Always Know

By RON WELBURN

 

Life knows no embarrassment
than being unprepared,
caught in the rain flatfooted
before ceremonies,
nabbed in the seat of the pants
by the stealth of Coyote.
Knowing when what you need to know
is a leisure and sometimes
our filled baskets have more stones
and herbs than we can identify or use,
needing sweetgrass bindings we couldn’t find.

A renowned composer sitting in the dark
once whispered “Always Know” in a space
left in his off-minor emphasis.
And how can I? You ask,
when the very things I miss keep changing
as if dictated by the seasons
and the ebb and arrival of distorted
migrations of birds?
Always know the changes.
Always turn and listen to the seasons.

 

 

Ron Welburn was born and raised in southeastern Pennsylvania. He writes poems that reflect his Indigenous heritages (Accomac-Gingaskin Cherokee, Assateague, and Lenape), aspects of African Americana, and his love for jazz. From 1976 to 2001, he reviewed recordings for JazzTimes. His poems have appeared in over 110 publications, and he has authored seven poetry collections, the most recent being Council Decisions: Selected Poems, Revised & Expanded Edition. He also held poet residencies under the New York State Council on the Arts. Welburn retired in 2019 after teaching in the English department at UMass Amherst since 1992. But he continues to write.

[Purchase Issue 19 here.]

Always Know

Related Posts

view of valley from mountain

August 2022 Poetry Feature: Nathan McClain—from PREVIOUSLY OWNED

NATHAN MCCLAIN
Had I not chosen to live there— / among the oaks and birches, / trees I’d only ever seen in poems / until then…spruce, pine, / among the jack-in-the-pulpit / (though I much preferred “lady slipper”) / the tiger lily, milkweed, the chickadee / and blue jay, even the pesky squirrel

Park Bench

Translation: Poems by Juan de Dios García

JUAN DE DIOS GARCÍA
He speaks to us of Finnish lakes, of a dialect populated by birds and fruit, of high wooded hills, perpetual snow, a petroleum sky. “In the north they’re raised on melancholy,” he says, “and their dead weigh more than those from here.” He speaks of a Greek father and a war.

car crash

July 2022 Poetry Feature
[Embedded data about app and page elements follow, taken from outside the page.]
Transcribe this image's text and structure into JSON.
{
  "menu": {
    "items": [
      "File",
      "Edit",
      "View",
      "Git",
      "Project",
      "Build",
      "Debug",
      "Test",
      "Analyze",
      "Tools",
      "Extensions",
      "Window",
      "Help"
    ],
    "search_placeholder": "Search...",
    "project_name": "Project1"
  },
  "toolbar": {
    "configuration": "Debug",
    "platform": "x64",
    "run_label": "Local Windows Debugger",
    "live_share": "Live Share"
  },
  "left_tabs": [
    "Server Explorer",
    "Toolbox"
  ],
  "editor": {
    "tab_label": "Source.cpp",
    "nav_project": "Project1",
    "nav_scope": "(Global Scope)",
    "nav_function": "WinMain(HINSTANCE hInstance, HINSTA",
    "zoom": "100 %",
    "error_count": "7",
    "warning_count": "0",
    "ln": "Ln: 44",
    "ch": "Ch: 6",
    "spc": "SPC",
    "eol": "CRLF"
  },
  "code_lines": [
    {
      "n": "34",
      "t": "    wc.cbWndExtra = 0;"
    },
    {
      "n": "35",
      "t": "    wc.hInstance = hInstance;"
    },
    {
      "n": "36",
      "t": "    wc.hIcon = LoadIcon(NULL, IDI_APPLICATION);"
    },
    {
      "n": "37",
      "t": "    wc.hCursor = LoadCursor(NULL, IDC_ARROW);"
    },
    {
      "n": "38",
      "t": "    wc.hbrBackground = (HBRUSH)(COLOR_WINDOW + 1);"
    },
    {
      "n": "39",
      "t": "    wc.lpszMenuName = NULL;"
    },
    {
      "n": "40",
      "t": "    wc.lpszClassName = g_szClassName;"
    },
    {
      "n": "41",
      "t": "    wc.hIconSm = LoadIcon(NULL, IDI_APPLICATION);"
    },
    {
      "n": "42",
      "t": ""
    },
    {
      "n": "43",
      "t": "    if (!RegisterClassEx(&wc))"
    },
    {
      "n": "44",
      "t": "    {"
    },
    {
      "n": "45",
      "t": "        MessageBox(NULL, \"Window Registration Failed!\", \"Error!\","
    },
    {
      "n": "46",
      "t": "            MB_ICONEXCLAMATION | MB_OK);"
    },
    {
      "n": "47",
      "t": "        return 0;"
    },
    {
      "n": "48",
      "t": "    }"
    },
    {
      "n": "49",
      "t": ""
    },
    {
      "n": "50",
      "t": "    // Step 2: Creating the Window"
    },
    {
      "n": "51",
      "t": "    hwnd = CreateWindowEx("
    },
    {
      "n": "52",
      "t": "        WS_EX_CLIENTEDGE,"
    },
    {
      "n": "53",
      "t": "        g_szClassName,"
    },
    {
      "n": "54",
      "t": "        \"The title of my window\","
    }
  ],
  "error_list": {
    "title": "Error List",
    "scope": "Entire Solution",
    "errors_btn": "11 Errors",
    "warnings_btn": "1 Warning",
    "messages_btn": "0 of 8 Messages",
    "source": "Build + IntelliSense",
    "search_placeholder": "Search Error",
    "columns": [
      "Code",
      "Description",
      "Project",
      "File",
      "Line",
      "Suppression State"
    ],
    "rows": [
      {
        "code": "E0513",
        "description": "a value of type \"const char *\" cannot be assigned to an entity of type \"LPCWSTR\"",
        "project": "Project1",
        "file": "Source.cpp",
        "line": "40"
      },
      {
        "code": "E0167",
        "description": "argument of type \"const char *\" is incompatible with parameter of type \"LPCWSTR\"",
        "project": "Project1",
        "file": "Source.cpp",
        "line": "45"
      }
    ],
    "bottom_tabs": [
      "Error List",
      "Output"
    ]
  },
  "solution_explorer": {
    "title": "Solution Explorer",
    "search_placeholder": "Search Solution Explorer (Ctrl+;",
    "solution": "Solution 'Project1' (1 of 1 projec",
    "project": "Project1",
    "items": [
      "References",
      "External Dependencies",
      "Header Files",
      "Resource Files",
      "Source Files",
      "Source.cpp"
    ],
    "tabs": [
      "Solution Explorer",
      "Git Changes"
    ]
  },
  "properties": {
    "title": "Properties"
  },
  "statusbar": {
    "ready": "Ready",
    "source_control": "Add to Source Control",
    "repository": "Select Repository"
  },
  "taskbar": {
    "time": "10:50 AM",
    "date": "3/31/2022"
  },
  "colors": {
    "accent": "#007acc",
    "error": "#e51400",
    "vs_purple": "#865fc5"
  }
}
ZACK STRAIT
Like two passengers / in a wrecked automobile: // our eyes are fixed / on the sonogram screen— // an upside-down window / with no wiper blade // to sweep away the rain— / as the technician // inserts a long probe / and whispers, Come on. // Come on. The storm / approaches slow...